Again using foreign influence as a cover for Putin actions is cheap smoke. I find it hard to believe that their is a worldwide conspiracy by the western world to control Russia's media. Also blaming censorship on rogue elements of the government is very disturbing implying a real shadow government within the government. I hope to god and intellectually think that this isn't the case.

The bucks stop at the presidental office, more so in Russia's case given its unusually centralized government. By any standard, if you are the acting president and domestic terrorists are attacking the press of your country which are acts of treason, you have a duty and obligation to stop them. Putin's awkward silence only leaves us foreigners to conclude he is either doing it himself, or turning a blind eye because he is cynically benefiting.

Do you really think that super rare radioactive Isotopes made from government lab used to kill people abroad were not at least known in the Kremlin? I would like to think that Putin knew, if he didn't, then that paints a graver scenario of out of control assassination splinter group in the government. Given Putin's tendencies, if the 2nd scenario was true, would Putin at least have punished to those responsible? We have no peep implying he was directly or indirectly responsible.

Also your concerns about the American electorate are overblown and questionable. You overstate and imagine a sense of factionalism that just doesn't exist in America.
At the end of the day, democrats and republicans don't go out to street and burn down each other media outlets or use intimidation to silence the other side. Republicans lost the elections, but you don't see republicans trying impose their will through intimidation do you? Do you see Bush youths sponsored by the government causing trouble?

This tension has existed since the founding of the nation. It was even worse back then, and despite that, we have never had usurpers or coups. We have changed governments peacefully through election more than 60 times in our history and our constitution is the oldest written working in the Western world. Our sister republic the french, no matter how we admire them, have had 4 republics or 5 since their revolution.

We aren't Yugoslavia or the Soviet Union, that when given the choice to vote decided that the government was so rotten it wasn't worth saving or putting up with anymore. That is study of factionalism my friend, not the US electorate.

Given the state of Russia right now, do you think that this authoritarian streak will improve or get worse in the future? Condition right now are improving mostly because of oil prices. You and I both know that economies based or overly dependent on oil are threatened with becoming banana republics.

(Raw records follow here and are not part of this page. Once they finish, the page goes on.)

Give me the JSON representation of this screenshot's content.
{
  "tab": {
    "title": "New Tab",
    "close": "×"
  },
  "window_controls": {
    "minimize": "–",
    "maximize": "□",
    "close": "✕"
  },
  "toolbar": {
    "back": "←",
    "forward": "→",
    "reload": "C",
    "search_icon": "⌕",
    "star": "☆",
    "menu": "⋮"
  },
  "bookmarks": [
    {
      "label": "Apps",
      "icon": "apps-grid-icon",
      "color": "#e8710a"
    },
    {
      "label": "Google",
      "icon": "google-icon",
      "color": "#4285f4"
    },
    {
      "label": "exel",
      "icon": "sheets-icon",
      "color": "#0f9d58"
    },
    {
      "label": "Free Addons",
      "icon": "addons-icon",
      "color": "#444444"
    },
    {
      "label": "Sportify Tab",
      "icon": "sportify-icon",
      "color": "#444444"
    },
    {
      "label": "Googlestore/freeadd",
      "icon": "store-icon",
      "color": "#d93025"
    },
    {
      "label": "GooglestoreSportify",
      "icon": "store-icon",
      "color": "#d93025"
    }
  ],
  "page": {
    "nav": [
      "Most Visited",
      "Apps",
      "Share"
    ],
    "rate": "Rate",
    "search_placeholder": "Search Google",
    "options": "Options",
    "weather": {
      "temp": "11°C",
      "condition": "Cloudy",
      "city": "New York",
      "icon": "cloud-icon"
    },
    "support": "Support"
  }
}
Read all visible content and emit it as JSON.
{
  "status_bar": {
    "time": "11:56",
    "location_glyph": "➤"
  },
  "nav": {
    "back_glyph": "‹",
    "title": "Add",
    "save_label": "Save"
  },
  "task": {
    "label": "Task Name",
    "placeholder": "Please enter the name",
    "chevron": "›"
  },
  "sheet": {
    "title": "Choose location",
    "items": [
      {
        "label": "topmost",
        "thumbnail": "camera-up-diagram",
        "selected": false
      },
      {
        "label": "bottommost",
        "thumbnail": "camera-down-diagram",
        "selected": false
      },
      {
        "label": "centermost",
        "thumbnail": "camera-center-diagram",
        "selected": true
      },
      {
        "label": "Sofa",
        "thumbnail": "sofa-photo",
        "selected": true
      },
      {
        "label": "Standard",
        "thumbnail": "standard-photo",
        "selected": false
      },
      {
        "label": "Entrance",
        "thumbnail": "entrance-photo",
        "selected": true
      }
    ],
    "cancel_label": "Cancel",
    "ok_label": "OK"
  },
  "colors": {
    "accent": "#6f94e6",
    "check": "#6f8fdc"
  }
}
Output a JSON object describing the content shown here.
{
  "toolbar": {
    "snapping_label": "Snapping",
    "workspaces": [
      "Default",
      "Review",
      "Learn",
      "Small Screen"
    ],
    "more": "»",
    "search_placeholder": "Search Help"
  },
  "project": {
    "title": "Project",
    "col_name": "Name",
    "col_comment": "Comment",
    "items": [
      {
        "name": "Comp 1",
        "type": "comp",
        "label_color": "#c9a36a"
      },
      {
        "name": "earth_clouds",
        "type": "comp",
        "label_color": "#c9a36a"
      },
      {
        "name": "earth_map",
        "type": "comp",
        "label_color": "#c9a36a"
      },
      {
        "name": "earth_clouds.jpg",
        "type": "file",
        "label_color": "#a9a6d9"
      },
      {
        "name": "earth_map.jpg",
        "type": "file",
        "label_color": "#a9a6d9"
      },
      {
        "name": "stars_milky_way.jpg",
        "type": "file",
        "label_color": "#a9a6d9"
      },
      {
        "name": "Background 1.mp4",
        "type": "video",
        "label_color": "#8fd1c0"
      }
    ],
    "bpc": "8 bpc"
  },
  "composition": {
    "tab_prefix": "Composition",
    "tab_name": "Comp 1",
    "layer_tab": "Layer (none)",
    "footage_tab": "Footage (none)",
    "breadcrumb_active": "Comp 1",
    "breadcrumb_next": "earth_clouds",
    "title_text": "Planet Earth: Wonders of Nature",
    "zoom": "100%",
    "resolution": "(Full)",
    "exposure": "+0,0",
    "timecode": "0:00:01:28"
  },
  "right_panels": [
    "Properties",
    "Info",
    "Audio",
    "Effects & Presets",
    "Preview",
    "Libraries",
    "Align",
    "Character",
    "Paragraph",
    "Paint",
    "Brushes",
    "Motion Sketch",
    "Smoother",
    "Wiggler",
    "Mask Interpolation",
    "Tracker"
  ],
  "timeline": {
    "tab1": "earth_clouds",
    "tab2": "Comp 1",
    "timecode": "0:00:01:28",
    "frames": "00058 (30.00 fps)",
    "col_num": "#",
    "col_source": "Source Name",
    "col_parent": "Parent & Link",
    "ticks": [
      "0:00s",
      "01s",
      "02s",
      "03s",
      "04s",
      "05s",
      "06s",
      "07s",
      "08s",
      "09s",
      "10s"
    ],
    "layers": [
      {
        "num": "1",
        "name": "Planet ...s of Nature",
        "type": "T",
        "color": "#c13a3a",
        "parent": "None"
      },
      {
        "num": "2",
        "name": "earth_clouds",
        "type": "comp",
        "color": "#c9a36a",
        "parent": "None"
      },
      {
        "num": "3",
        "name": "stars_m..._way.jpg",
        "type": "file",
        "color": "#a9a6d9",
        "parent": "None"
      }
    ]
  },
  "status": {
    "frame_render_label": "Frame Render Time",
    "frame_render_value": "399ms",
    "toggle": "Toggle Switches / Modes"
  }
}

The authoritarian streak I argue will only get worse, because a few years down the road, Russia situation will be worse. Disastrous birth rates threatens Russia growth, Russia armed forces will become Muslim(not just any muslims, pissed off muslims from the south who have questionable loyalty to Russia). So on and so fourth. Russia need democracy not because of Western whelms or pressure, it needs it to adapt the changing world, it needs democracy to encourage its citizens, the best problem solvers in Russia and the ones with firsthand experience with Russian problems, to think of the solutions...Not the government. It needs democracy to survive as Slavic state with orthodox roots. For the short term stability of Russia, you sell your soul to man who can potentially destroy Russia in the long term. For Russia's sake and the world, I hope the Russian people will realize this.